Wednesday, January 9, 2013

Parasites Part 4: Tapeworms

There are two kinds of tapeworms.  For simplicity we will refer to them as the "flea" tapeworm and the "rodent" tapeworm.

These are those nasty little segmented worms you see around a dog's anus.  The adult worm is actually 6 inches long or more and lives in the small intestine.  As the worm ages, new segments are produced and the older ones fall off.  These are the ones you see in stool or around the anus.  The segments are about the size of a grain of rice and while fresh will still be moving.  Later, they dry up and look like sesame seeds.
These segments contain a packet of eggs and once broken open the eggs can continue the life cycle.  The most common tapeworm is the flea tapeworm.  For this life cycle to continue the tapeworm egg must be ingested by flea larvae.  The flea continues to mature to adulthood with the tapeworm larvae present in what is now an infective stage.  The dog then ingests the adult flea while grooming and the young tapeworm is released into the intestine where it sets up shop and about 3 weeks later you can see segments in the stool.  Tapeworm segments are eggs are not directly infective to dogs, cats or people.

Rodent tapeworms are acquired by eating (as you may have guessed) the internal organs or rabbits, rodents, and some other animals.  The life cycle proceeds similarly to the flea tapeworm at this point.

Tapeworms don't usually cause much harm to the host but they often create an "emergency" when discovered by an owner simply because of the gross factor.

Tapeworms are rarely seen on fecal exam because the segment must first break open to release the eggs.  Most commonly tapeworms are diagnosed by visualization of the segments.  Both kinds of tapeworms can be treated with praziquantel, only the rodent tapeworm can be treated with fenbendazole.  You only need to deworm for tapeworms once to eliminate them but a dog can potentially (not all fleas carry tapeworms) be reinfected every time it consumes a flea.  Therefore, flea control (or minimizing hunting of rodents for the other variety) is necessary for tapeworm control.

Zoonotic potential
Humans can theoretically be infected with a tapeworm but they would need to get it the same way the dog did-by ingesting a flea, or even worse, rodent guts.


Sara said...

Oh yes, I've seen those little grains of moving rice....yuk.

tervnmal said...

Where does eating bunny poop play into this?
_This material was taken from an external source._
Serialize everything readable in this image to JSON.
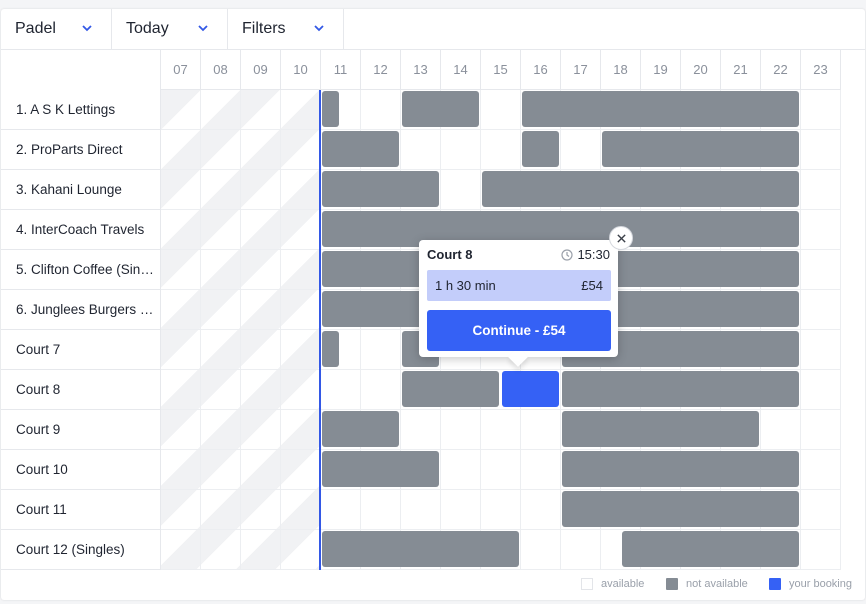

I think rabbits come into our yard just to provide snacks and my guys spend a lot of time munching up bunny pellets. My vet suggested 1x month worming (with Drontal???) I balked at the frequency. Never see any tapes on their bums or in their stools.

Nicki said...

They can't get anything from the feces-they would need to actually consume the rabbit!

Melinda Wichmann said...

Thanks for the info! No rabbit consumption since the bunny incident last summer.